The return of AMC’s hit zombie drama The Walking Dead is still a few weeks away, but that isn’t going to stop the network from hyping the midseason premiere for their highest rated show. The other day we got the official synopsis for the next episode, “Don’t Look Back,” and today brings us a short, grim teaser trailer to accompany that description.
Given the way the midseason finale, “Too Far Gone,” ended, the somber tone and general chaos you witness in this short trailer is appropriate, as is the slow, bluesy version of “Bad Moon Rising” that plays over the action. It is certainly an ominous soundtrack choice.
After the Governor (David Morrissey) runs a tank through the protective fence of the prison that Rick Grimes (Andrew Lincoln) and his fellow survivors have been calling home, and the undead swarm over the place, the group is in shambles. Battered, bloody, in shock, emotionally wrecked from the loss of close friends and family members, they’re as close to breaking as they’ve ever been. You see how fragile and close to giving up everyone is in this new footage. Even Michonne (Danai Gurira), painted as the ultimate stoic badass thus far, is overcome with grief and pain. That’s a good sign, I hope it means they’ll continue to develop her as the season goes on.

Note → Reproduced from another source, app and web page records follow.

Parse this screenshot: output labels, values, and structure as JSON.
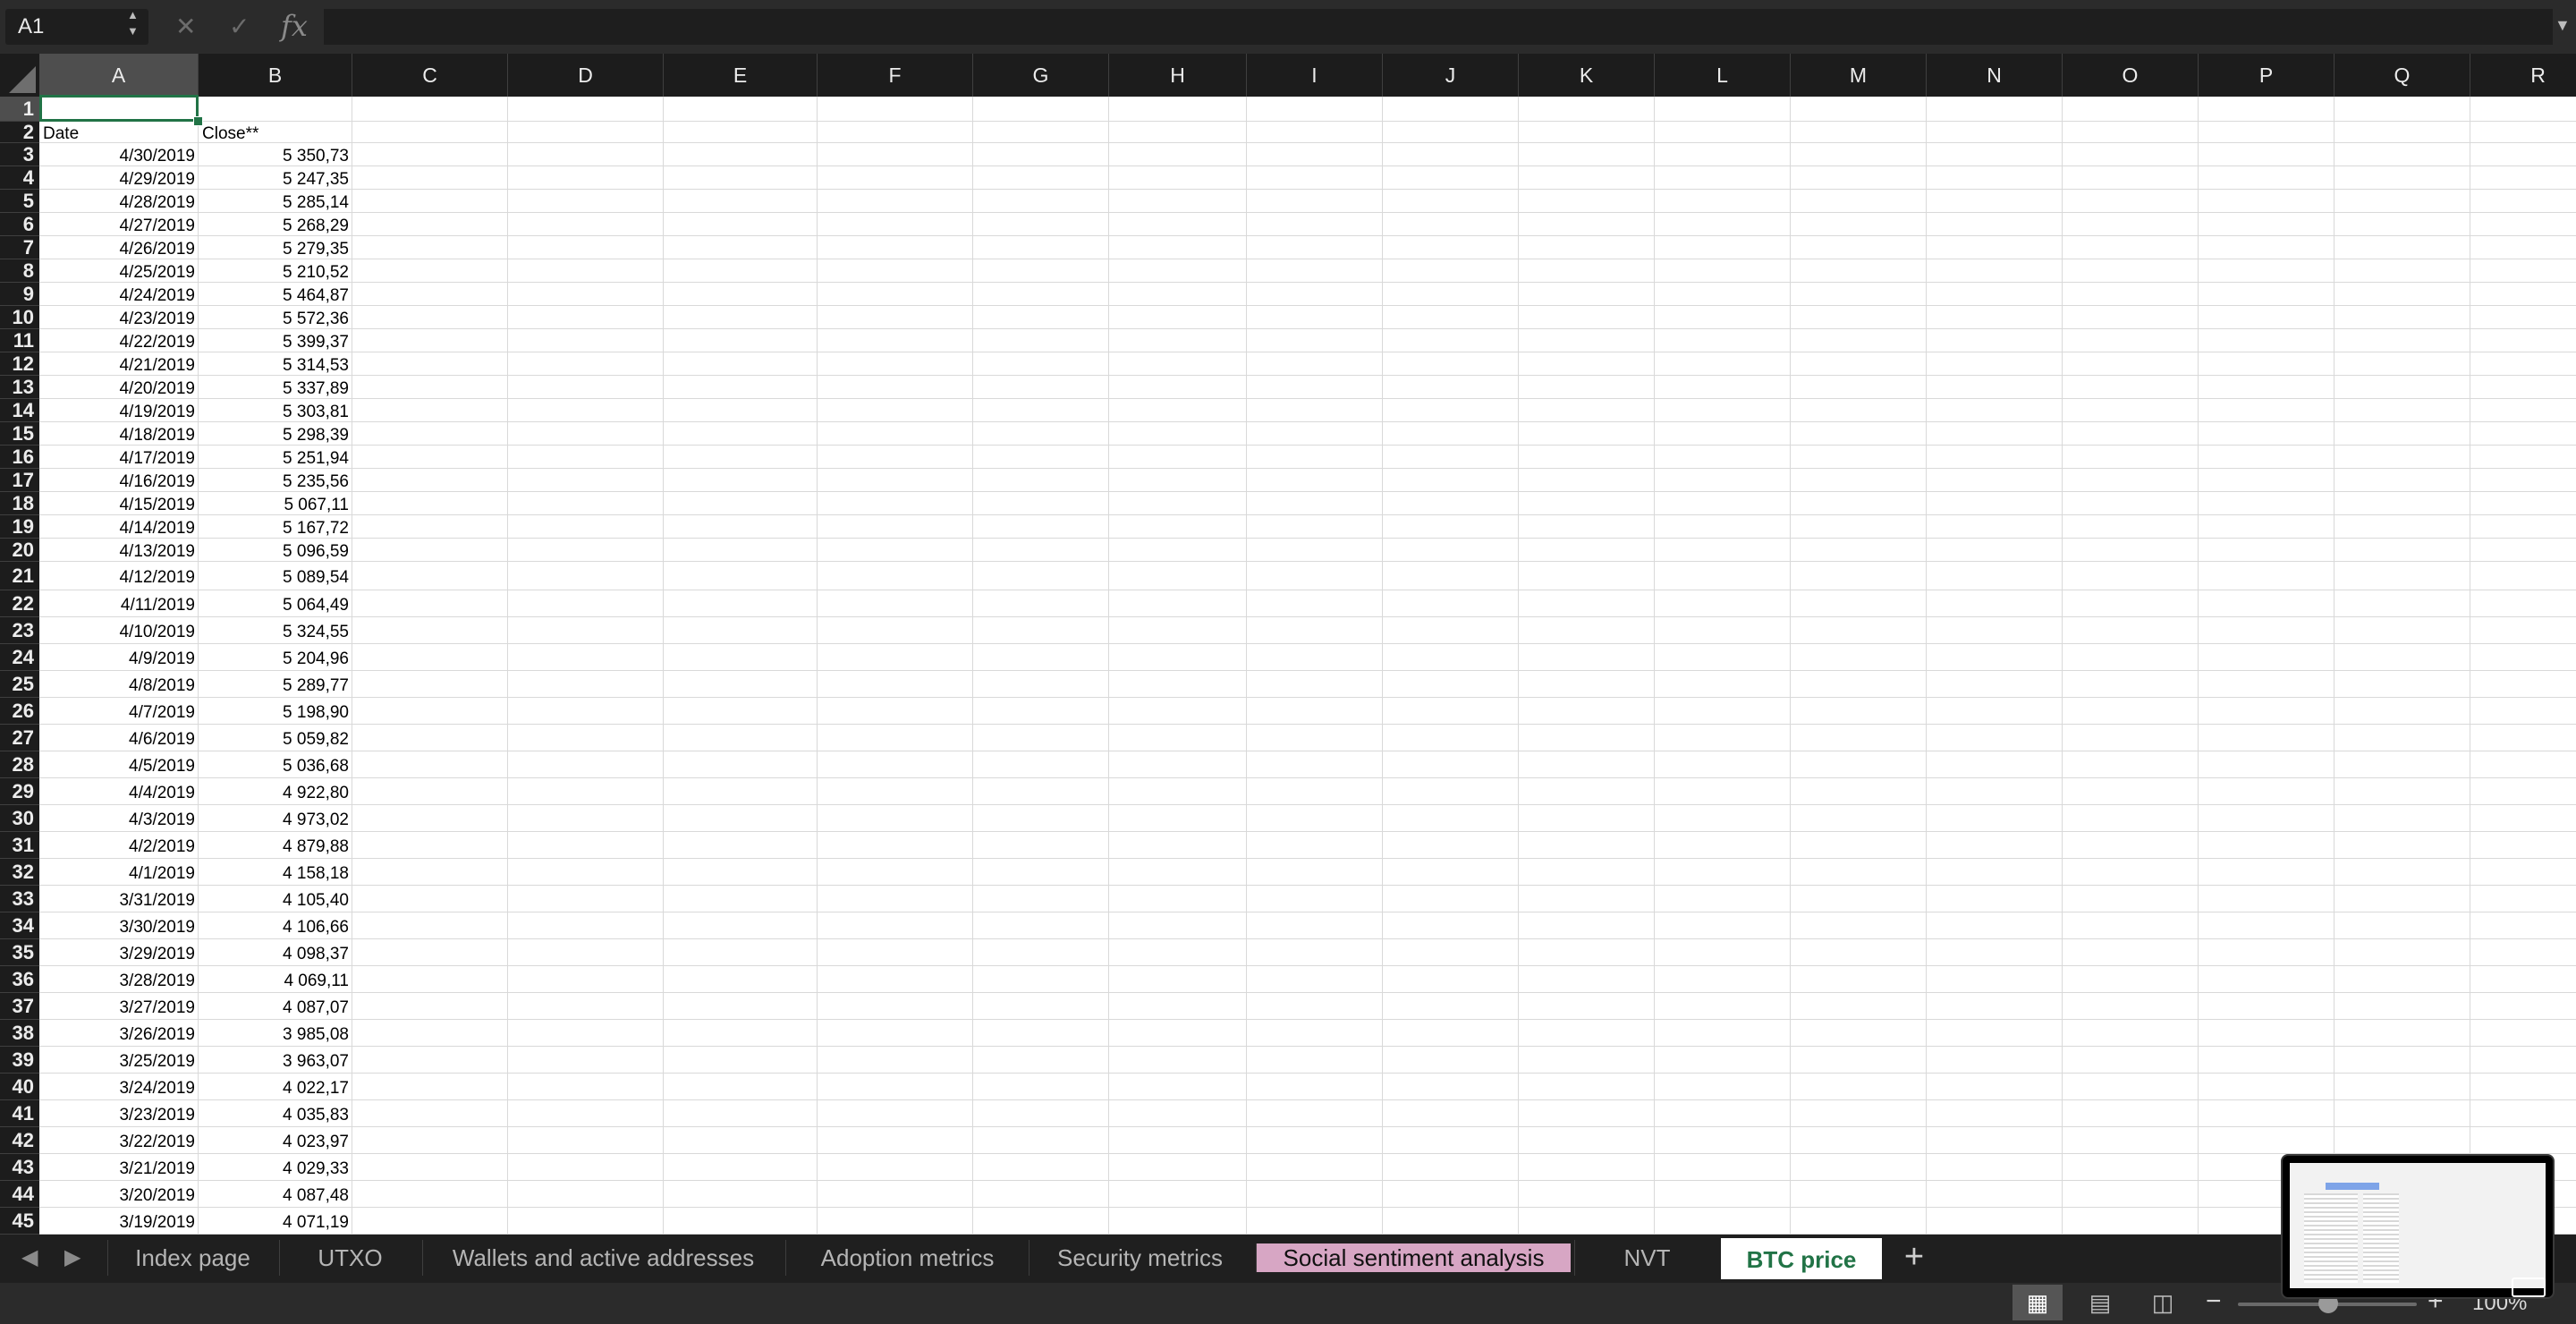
{
  "formula_bar": {
    "name_box": "A1",
    "cancel_icon": "✕",
    "enter_icon": "✓",
    "fx_label": "fx",
    "formula_value": ""
  },
  "columns": [
    "A",
    "B",
    "C",
    "D",
    "E",
    "F",
    "G",
    "H",
    "I",
    "J",
    "K",
    "L",
    "M",
    "N",
    "O",
    "P",
    "Q",
    "R"
  ],
  "rows": [
    {
      "n": "1",
      "a": "",
      "b": ""
    },
    {
      "n": "2",
      "a": "Date",
      "b": "Close**"
    },
    {
      "n": "3",
      "a": "4/30/2019",
      "b": "5 350,73"
    },
    {
      "n": "4",
      "a": "4/29/2019",
      "b": "5 247,35"
    },
    {
      "n": "5",
      "a": "4/28/2019",
      "b": "5 285,14"
    },
    {
      "n": "6",
      "a": "4/27/2019",
      "b": "5 268,29"
    },
    {
      "n": "7",
      "a": "4/26/2019",
      "b": "5 279,35"
    },
    {
      "n": "8",
      "a": "4/25/2019",
      "b": "5 210,52"
    },
    {
      "n": "9",
      "a": "4/24/2019",
      "b": "5 464,87"
    },
    {
      "n": "10",
      "a": "4/23/2019",
      "b": "5 572,36"
    },
    {
      "n": "11",
      "a": "4/22/2019",
      "b": "5 399,37"
    },
    {
      "n": "12",
      "a": "4/21/2019",
      "b": "5 314,53"
    },
    {
      "n": "13",
      "a": "4/20/2019",
      "b": "5 337,89"
    },
    {
      "n": "14",
      "a": "4/19/2019",
      "b": "5 303,81"
    },
    {
      "n": "15",
      "a": "4/18/2019",
      "b": "5 298,39"
    },
    {
      "n": "16",
      "a": "4/17/2019",
      "b": "5 251,94"
    },
    {
      "n": "17",
      "a": "4/16/2019",
      "b": "5 235,56"
    },
    {
      "n": "18",
      "a": "4/15/2019",
      "b": "5 067,11"
    },
    {
      "n": "19",
      "a": "4/14/2019",
      "b": "5 167,72"
    },
    {
      "n": "20",
      "a": "4/13/2019",
      "b": "5 096,59"
    },
    {
      "n": "21",
      "a": "4/12/2019",
      "b": "5 089,54"
    },
    {
      "n": "22",
      "a": "4/11/2019",
      "b": "5 064,49"
    },
    {
      "n": "23",
      "a": "4/10/2019",
      "b": "5 324,55"
    },
    {
      "n": "24",
      "a": "4/9/2019",
      "b": "5 204,96"
    },
    {
      "n": "25",
      "a": "4/8/2019",
      "b": "5 289,77"
    },
    {
      "n": "26",
      "a": "4/7/2019",
      "b": "5 198,90"
    },
    {
      "n": "27",
      "a": "4/6/2019",
      "b": "5 059,82"
    },
    {
      "n": "28",
      "a": "4/5/2019",
      "b": "5 036,68"
    },
    {
      "n": "29",
      "a": "4/4/2019",
      "b": "4 922,80"
    },
    {
      "n": "30",
      "a": "4/3/2019",
      "b": "4 973,02"
    },
    {
      "n": "31",
      "a": "4/2/2019",
      "b": "4 879,88"
    },
    {
      "n": "32",
      "a": "4/1/2019",
      "b": "4 158,18"
    },
    {
      "n": "33",
      "a": "3/31/2019",
      "b": "4 105,40"
    },
    {
      "n": "34",
      "a": "3/30/2019",
      "b": "4 106,66"
    },
    {
      "n": "35",
      "a": "3/29/2019",
      "b": "4 098,37"
    },
    {
      "n": "36",
      "a": "3/28/2019",
      "b": "4 069,11"
    },
    {
      "n": "37",
      "a": "3/27/2019",
      "b": "4 087,07"
    },
    {
      "n": "38",
      "a": "3/26/2019",
      "b": "3 985,08"
    },
    {
      "n": "39",
      "a": "3/25/2019",
      "b": "3 963,07"
    },
    {
      "n": "40",
      "a": "3/24/2019",
      "b": "4 022,17"
    },
    {
      "n": "41",
      "a": "3/23/2019",
      "b": "4 035,83"
    },
    {
      "n": "42",
      "a": "3/22/2019",
      "b": "4 023,97"
    },
    {
      "n": "43",
      "a": "3/21/2019",
      "b": "4 029,33"
    },
    {
      "n": "44",
      "a": "3/20/2019",
      "b": "4 087,48"
    },
    {
      "n": "45",
      "a": "3/19/2019",
      "b": "4 071,19"
    }
  ],
  "tabs": {
    "nav_left_icon": "◀",
    "nav_right_icon": "▶",
    "items": [
      "Index page",
      "UTXO",
      "Wallets and active addresses",
      "Adoption metrics",
      "Security metrics",
      "Social sentiment analysis",
      "NVT",
      "BTC price"
    ],
    "active": "BTC price",
    "add_icon": "+"
  },
  "status": {
    "zoom_minus": "−",
    "zoom_plus": "+",
    "zoom_level": "100%",
    "zoom_fraction": 0.5
  },
  "colors": {
    "accent": "#217346",
    "highlight_tab": "#d7a6c4"
  }
}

Here’s the official synopsis, which doesn’t tell you much you don’t already know if you’ve been watching:
Following the devastating events of the [mid] season finale, Rick and the group are still reeling from the loss of their home, family, and friends. With the destruction of the prison, we see the group of survivors broken apart and sent on divergent paths, unsure of everyone else’s fate.
With their safe haven gone, the various splinters are forced back onto the road, in the way of all the hazards that such a life entails. Life is definitely more precarious without walls, living out in the open, and there are zombies, other survivors, and many other dangers to contend with.
Since day one, The Walking Dead has been plagued by wild fluctuations in quality. Season one started strong, but ended crappy; season two wasted half of the episodes looking for a lost child; and season three saw some of the best episodes of the series up against the absolute worst. So far season four has been the most consistent. New showrunner Scott Gimple has smoothed over some of the roughest spots. There’s only really been one episode that felt like filler, and that was still better than most of the previous year. Each week has been, not great, but solid, and even when things are heavy on the dialogue and interaction—some among us have compared it to a soap opera—the story is still progressing.
Moving into the second half of season four, the potential has never been higher. We still have to see if the show can capitalize on this or not, but the possibilities are there. The narrative is moving into some fantastic storylines from Robert Kirkman’s comics—we’ve been told that at least a few episodes follow the source material as close as any that have come before—and a handful of fan favorite characters, as well as few a mysterious parties, are scheduled to join the fray.
Hopefully this all adds up to something. That’s one of the biggest knocks against the show, even when it’s good, it’s never been as good as we know it could be. The way the situation is set up now, there will be plenty of places to dig into the damaged psyches of the characters and to put them through the ringer a few more times. I’m curious to meet Abraham, played by Michael Cudlitz, and maybe have an encounter with the Hunters. What do you hoping to see when The Walking Dead returns on Sunday, February 9?